This is a post that has been in my draft folder for months. It is one I should have written sooner- way sooner.
Divorce rates among law enforcement marriage is a topic that our community hears about all the time.
Nearly every week when I scroll Facebook or in a closed group for law enforcement wives, I see posts starting with “given the high divorce rate for law enforcement…..”. Or I receive DMs on social media from police girlfriends/fiancés about how to prepare their relationship given the “current statistics”.
These posts break my heart every. single. time. Why?
Because the majority of everything you are hearing/reading regarding divorce in law enforcement is FALSE!
So let’s break it down and talk about how those myths started, what CURRENT research says and why those myths need to be debunked.
The real truth about police divorce rates:
Know the facts.
Years ago a very small study came out (in the 60’s and 70’s) saying that police officers had one of the highest rates of divorce. Some people have even quoted rates as high as 75% (I have seen this numerous times). And sadly, to this day I still read/hear of people throwing out this extremely high rate of divorce.
In Cyndi Doyle’s Podcast Code 4 Couples Episode 60, she actually myth busts this very topic and says that this very old research was “done in limited geographic regions or research was limited to one very small department. You can not do a study with just one department”. She later goes on to say that “the divorce rate for law enforcement is a MYTH.”
New credible research has been done as early as 2010 (so 40-50 years later) that debunks those high divorce rates.
This data found that law enforcement actually has a divorce rate LOWER than the national average.
The current research does not seem widely known because some statistical reports are only accessible by psychologists or they have to be paid for and are not to be distributed. This obviously makes it hard for the general public to be up-to-date on current research but findings from these studies are linked below.

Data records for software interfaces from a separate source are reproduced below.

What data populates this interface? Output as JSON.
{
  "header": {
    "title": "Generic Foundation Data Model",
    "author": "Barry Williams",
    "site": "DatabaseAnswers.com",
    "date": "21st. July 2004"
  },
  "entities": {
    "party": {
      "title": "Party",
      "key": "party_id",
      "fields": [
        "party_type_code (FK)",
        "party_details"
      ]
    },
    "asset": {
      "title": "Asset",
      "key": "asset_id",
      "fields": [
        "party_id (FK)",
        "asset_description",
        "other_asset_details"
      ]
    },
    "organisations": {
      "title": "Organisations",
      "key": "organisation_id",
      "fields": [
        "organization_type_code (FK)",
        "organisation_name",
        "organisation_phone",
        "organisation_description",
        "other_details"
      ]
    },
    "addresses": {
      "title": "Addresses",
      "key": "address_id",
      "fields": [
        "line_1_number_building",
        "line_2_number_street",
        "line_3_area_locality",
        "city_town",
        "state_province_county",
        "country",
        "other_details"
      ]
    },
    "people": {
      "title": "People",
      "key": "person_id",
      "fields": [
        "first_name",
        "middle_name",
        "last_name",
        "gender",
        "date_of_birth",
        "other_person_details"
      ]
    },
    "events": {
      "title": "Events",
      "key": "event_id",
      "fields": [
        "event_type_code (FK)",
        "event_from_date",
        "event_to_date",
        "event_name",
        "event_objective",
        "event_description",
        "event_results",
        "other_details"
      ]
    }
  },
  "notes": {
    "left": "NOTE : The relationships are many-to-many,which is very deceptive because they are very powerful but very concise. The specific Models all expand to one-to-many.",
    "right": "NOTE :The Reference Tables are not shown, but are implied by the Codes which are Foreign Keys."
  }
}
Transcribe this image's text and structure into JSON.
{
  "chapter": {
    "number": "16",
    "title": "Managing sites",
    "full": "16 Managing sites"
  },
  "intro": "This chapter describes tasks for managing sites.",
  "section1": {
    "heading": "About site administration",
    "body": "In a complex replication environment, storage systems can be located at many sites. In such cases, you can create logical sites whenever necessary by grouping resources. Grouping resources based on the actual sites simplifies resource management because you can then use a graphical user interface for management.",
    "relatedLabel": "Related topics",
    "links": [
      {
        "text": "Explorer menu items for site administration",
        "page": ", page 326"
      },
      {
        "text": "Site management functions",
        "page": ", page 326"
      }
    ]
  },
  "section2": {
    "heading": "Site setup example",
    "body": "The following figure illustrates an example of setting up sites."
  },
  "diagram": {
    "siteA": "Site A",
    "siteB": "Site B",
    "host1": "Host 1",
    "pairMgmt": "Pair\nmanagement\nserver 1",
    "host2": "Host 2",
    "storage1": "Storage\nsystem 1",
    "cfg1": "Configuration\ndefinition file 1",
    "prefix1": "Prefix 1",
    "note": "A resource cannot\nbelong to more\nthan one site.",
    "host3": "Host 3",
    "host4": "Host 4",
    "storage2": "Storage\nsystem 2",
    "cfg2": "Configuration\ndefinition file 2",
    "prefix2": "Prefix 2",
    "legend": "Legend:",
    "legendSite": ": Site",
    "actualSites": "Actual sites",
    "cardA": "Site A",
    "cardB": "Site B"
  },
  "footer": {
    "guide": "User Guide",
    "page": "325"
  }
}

Find credible sources.
It is extremely important to find trusted resources before we start believing every statistic thrown our way. Sadly, some academies are still throwing out the high divorce rate statistic and as we have learned, it is false.
One resource I trust is Cyndi Doyle from Code 4 Couples as I mentioned above. She is a highly credible source within the law enforcement community and is the host of the podcast Code 4 Couples. She is a licensed psychologist (and a fellow police wife), has access to up-to-date research and consistently provides advice for law enforcement officers, spouses, and marriages.
Episode 60 of her podcast is called The Divorce Myth and I highly recommend giving it a listen. She discusses more about this current research and why the rate has changed over time.
One other tip: When looking for credible articles online, be sure to pay attention to the date they were written. You want to look for the MOST RECENT articles by date. In addition, if the article is citing information or research from YEARS ago then I recommend searching for more current readings.
If you hear others talking about the divorce myth and the very old research then I encourage you to speak up and share this article or other pieces of credible information with them. We truly need to break this myth down in our culture and stop putting fear into law enforcement relationships.
Stop taking marriage advice from friends, the internet and closed groups on social media.
Everyone seems to know something about everything these days (that was kinda a mouthful). But not everyone has great advice.
When it comes to your marriage, keep it private and don’t take advice from outside sources unless it is a professional counselor or someone of that nature.
That Peer Support Couple did an interview on their Facebook page recently that talks about not taking your marriage advice from the internet. You can check it out here. You can also get more information about peer support and critical incidents from That Peer Support by checking out their website.
You are not a statistic.
Obviously the divorce myths worried many couples and brought unnecessary fear and doubt into their relationship.
But, regardless of any statistic, you have to remember that your marriage is more than a NUMBER. Don’t fall victim to generalizations. Focus on you, your spouse, and your marriage. Don’t let any outside influencers come into your relationship.
If you need help in your relationship
We all need help in our relationship from time to time and that’s normal. Again, you don’t have to be another statistic so seeking counselor or help from a professional does not make you weak or a failure.
If you need resources, you can visit my resources tab here.